Telegraph Key

Description (Brief)
Telegraph keys are electrical switches used to send coded messages that travel as a series of electrical pulses through a wire. Due to special difficulties in sending pulses through long underwater cables, so-called double-current keys were used. Instead of the short dots and long dashes of land-line telegraphs, submarine telegraphs sent positive pulses and negative pulses that made the receiver move right or left. The operator pressed one lever on the key to send a positive pulse and another to send a negative pulse. The code consisted of the sequence of left and right movements recorded on a paper tape.
Currently not on view
Object Name
Morse key
telegraph key
submarine telegraph key
Silvertown Telegraph Works
India-rubber, Gutta-percha, and Telegraph Works Company
Physical Description
brass (overall material)
metal (overall material)
plastic (overall material)
overall: 6 1/4 in x 4 1/2 in x 6 1/4 in; 15.875 cm x 11.43 cm x 15.875 cm
ID Number
accession number
collector/donor number
catalog number
Telegraph Keys
See more items in
Work and Industry: Electricity
Telegraph Keys
Data Source
National Museum of American History, Kenneth E. Behring Center
Credit Line
from Western Union Corporation

Visitor Comments

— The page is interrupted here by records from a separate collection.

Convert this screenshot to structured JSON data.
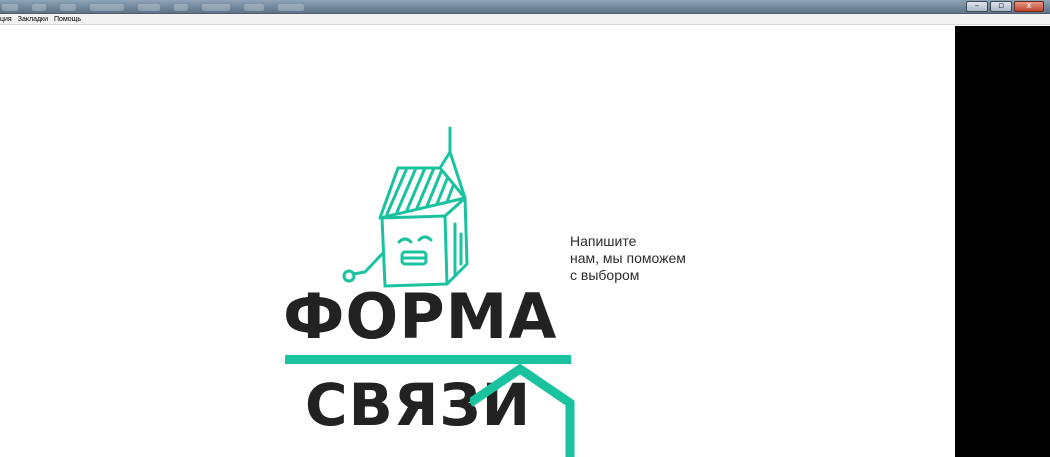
{
  "window": {
    "controls": {
      "minimize": "–",
      "maximize": "▫",
      "close": "x"
    }
  },
  "menubar": {
    "items": [
      "ция",
      "Закладки",
      "Помощь"
    ]
  },
  "contact": {
    "prompt_lines": [
      "Напишите",
      "нам, мы поможем",
      "с выбором"
    ],
    "title_line1": "ФОРМА",
    "title_line2": "СВЯЗИ"
  },
  "colors": {
    "accent": "#1bc2a0",
    "text_dark": "#222222",
    "side_panel": "#000000"
  },
  "icons": {
    "mascot": "birdhouse-mascot-icon",
    "roof": "roof-icon"
  }
}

Add a comment about this object

**Please read before submitting the form**

Have a comment or question about this object to share with the community? Please use the form below. Selected comments will appear on this page and may receive a museum response (but we can't promise). Please note that we generally cannot answer questions about the history, rarity, or value of your personal artifacts.

Have a question about anything else, or would you prefer a personal response? Please visit our FAQ or contact page.

Personal information will not be shared or result in unsolicited e-mail. See our privacy policy.

Enter the characters shown in the image.